Most holy and merciful God, we confess to you and to one another, and before the whole company of heaven, that we have sinned by our fault, by our own fault, by our own most grievous fault, in thought, word, and deed, by what we have done and by what we have left undone.
-ELW Confession of Sin, p. 252
To the beloved of God at St. Peter,
Confession. If you only knew me, you couldn’t possibly love me.
Let’s face it. We make a mess of a lot of things. I don’t think it takes much to convince most people of that. One little moment of honesty. One moment of looking out into the world. One moment of looking into our selves. One little moment of honesty is enough to crush us beneath the weight of things done and things left undone. And so, we spend a considerable amount of energy covering those things up, hiding them, making sure no one knows. Because if they did know… During Lent, as we look to the cross, we spend a little more time ruminating on these things. And we do something so culturally strange. We stand up together and lay it all on the table as a community.
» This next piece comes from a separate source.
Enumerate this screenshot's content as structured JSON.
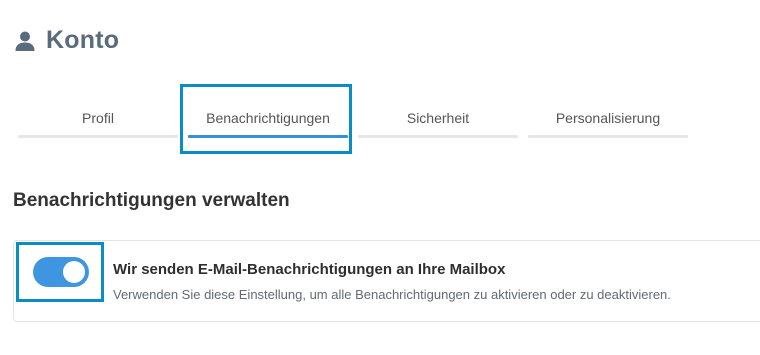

And it might be easy to get bogged down by this kind of reflection and confession. To be overwhelmed with guilt. We can even start playing games with rules that say something like: “the guiltier I feel, the better Christian I am being.” But, I’d like to suggest this Lenten season, that guilt is not the point. We do not confess, we do not bare our sins in order to feel guilty. We confess in order to hear and believe the word of forgiveness.
God does not need our confession. We do. If you only knew me… We need to be exposed for who we truly are – the beautiful and the ugly – in order to believe that who we truly are is truly loved. Not just the bright and shiny parts of us that we choose to let the world see. But the whole of us.
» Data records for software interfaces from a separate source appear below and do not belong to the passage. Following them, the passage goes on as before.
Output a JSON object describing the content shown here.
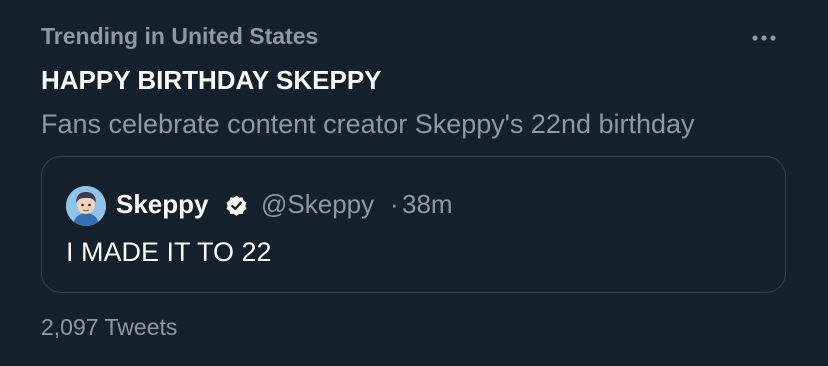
{
  "trend": {
    "context": "Trending in United States",
    "title": "HAPPY BIRTHDAY SKEPPY",
    "description": "Fans celebrate content creator Skeppy's 22nd birthday",
    "tweet_count": "2,097 Tweets",
    "more_icon": "more-horizontal-icon"
  },
  "quote": {
    "author_name": "Skeppy",
    "handle": "@Skeppy",
    "separator": "·",
    "time": "38m",
    "text": "I MADE IT TO 22",
    "verified_icon": "verified-badge-icon"
  },
  "colors": {
    "background": "#15202b",
    "primary_text": "#f7f9f9",
    "secondary_text": "#8b98a5",
    "border": "#38444d"
  }
}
Confession reminds us of our deep and constant need of grace and drives us again and again to the promise of forgiveness. As we look to the cross this Lent, we see not only our sin, our guilt, but also the great love of God for us. The love that cannot be stopped by sin but which overcomes all sin. The love of God which is poured out in Christ Jesus for us.
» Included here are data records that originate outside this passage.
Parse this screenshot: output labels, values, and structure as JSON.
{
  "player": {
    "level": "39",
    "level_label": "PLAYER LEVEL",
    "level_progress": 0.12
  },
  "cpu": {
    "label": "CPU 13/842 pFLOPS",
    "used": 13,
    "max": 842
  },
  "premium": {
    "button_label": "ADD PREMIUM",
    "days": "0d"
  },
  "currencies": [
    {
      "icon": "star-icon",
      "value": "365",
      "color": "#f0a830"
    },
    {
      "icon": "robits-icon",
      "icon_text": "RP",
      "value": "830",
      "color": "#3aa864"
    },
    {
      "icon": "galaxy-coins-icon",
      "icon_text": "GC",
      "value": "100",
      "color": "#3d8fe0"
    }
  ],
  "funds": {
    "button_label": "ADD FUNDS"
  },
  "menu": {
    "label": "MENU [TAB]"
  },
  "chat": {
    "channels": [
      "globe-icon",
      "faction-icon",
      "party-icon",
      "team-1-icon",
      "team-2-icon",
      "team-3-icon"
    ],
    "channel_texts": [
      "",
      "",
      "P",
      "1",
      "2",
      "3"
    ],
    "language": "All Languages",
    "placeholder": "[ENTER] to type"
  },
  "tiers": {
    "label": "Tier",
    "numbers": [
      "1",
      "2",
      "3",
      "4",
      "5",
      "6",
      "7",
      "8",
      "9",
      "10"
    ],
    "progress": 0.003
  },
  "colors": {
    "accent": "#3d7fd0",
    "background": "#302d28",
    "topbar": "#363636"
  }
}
Confession. In Christ Jesus, you are known. You are forgiven. You are loved.
I leave you with my Lenten prayer – for myself and for you:
Most merciful God,
You know us through and through.
And you love us as we are because we are yours.
Teach us to confess and forgive us.
That we might know and trust that your love is true.
Through the one who shows just how far God will go to love us,
Jesus Christ, our Lord.
Grace and peace to you,